Major cities flourish with business and reconstruction. New businesses are being established with grants and loans from the United States and the international community. Completion of initial stages of the Kabul-Kandahar Road is another sign of progress.

This process can be further accelerated with new pledges from the international community and donor nations. This will require $4.5 billion yearly as part of a seven-year plan, with one-fifth of that needed for direct support to our budget and the remaining for project financing. We need a moderate investment commitment of $1 billion per year to ensure proper development of human capital to create a literate nation and provide social protection with a minimum of social and personal security.

On March 21, the first day of spring and the new school year, 5.3 million children returned to school. We need to build thousands of schools. Only 29 percent of classrooms in Afghanistan have roofs. Investments of $2.1 billion per year will provide us the basic infrastructure for transportation, communications, mining, power, irrigation, housing and urban development. A number of water dams and power plants need funding. An annual investment of $750 million in security, rule of law, judicial and administrative reform and private-sector development will guarantee an environment conducive to sustainable growth. Our judges now are paid less than $40 a month.

Our goals are very modest and realistic. We plan to double our gross domestic product (GDP) per capita to just $500 in next seven years. This is an investment the international community can afford to make and cannot afford to bypass. These investments will not only further stabilized Afghanistan and the region, but also over the long haul will lessen the defense and security expenditures of our global partners. It now costs more than $13 billion yearly to maintain the anti-terror Coalition and International Security Assistance Forces in my country.
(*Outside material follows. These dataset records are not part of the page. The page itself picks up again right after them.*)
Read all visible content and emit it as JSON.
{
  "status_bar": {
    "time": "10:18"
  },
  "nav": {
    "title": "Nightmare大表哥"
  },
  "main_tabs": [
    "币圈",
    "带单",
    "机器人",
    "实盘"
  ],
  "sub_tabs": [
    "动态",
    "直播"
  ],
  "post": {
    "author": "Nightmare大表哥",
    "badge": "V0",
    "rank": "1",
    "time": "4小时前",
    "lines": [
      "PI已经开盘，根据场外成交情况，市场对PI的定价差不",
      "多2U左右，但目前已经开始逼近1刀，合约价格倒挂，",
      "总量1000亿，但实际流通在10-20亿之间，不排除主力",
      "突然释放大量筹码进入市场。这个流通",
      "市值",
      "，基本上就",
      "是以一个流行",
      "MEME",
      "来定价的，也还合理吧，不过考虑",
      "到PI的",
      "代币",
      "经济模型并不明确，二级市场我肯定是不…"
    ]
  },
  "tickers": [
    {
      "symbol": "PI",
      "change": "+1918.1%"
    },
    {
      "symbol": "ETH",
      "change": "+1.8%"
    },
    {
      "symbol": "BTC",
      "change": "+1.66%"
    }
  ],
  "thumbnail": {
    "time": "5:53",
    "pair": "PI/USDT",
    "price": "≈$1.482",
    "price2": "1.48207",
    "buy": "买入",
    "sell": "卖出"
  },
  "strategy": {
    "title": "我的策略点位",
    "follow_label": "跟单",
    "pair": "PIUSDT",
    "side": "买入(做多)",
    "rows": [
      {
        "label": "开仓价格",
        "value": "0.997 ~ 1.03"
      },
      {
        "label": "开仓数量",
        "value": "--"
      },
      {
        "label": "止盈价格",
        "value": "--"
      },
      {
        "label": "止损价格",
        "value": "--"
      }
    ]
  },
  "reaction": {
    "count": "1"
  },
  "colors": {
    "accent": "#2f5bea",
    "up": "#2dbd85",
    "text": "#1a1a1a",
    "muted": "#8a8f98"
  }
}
With a portion of this sum invested in rebuilding Afghanistan's national institutions, we will be able to take full responsibility for many services now provided by our international partners. Across-the-board investing now in Afghanistan -- coupled with transparent plans by my government on how to spend such funds -- will reduce the long-term costs for international donors.

For example, more than $2 billion has been spent in the last 24 months to avoid humanitarian catastrophe. This expenditure was badly needed because our national institutions were not -- and still are not -- equipped to deal with such emergencies.

Slow action could be more costly. Consider our common fight against illegal narcotics. The cost of fighting this deadly trade that destroys lives all over the globe and feeds terrorism and warlordism in Afghanistan has increased significantly.

Return on international investment in Afghanistan has been tremendous, as evident by an economic growth of nearly 30 percent, according to the World Bank. To continue this progress and ensure a sustainable economic recovery, we need an average growth of real and legal (nondrug) GDP of 9 percent annually over the next seven years. This can not be sustained, however, without sizeable investments by the international community that must accelerate its partnerships lest our achievements begin eroding.

While there has been significant progress rebuilding state institutions and stimulating economic growth in Kabul and other major cities, adverse geography and security conditions continue undermining economic progress and my government's ability to deliver services into remote areas. This has deprived some segment of our people from the peace dividends. Parts of Southern and Eastern Afghanistan are dangerous. The terrorists have been active on the Pakistan-Afghan border and their hit-and-run attacks on soft targets generate fear.

We are very grateful for the support provided us by the U.S. government and Congress. Now is the time to accelerate our collective resolve to further secure Afghanistan. Now is the time to front-load investments in building national institutions needed to fulfill the promise of our upcoming first national, democratic elections. Now is the time to answer the plea of that young Afghan along the road for improvement in his life.

At this crossroads, we all have much to gain or lose. The Afghans have unfalteringly made the right choice to go forward with the promise of democracy and prosperity.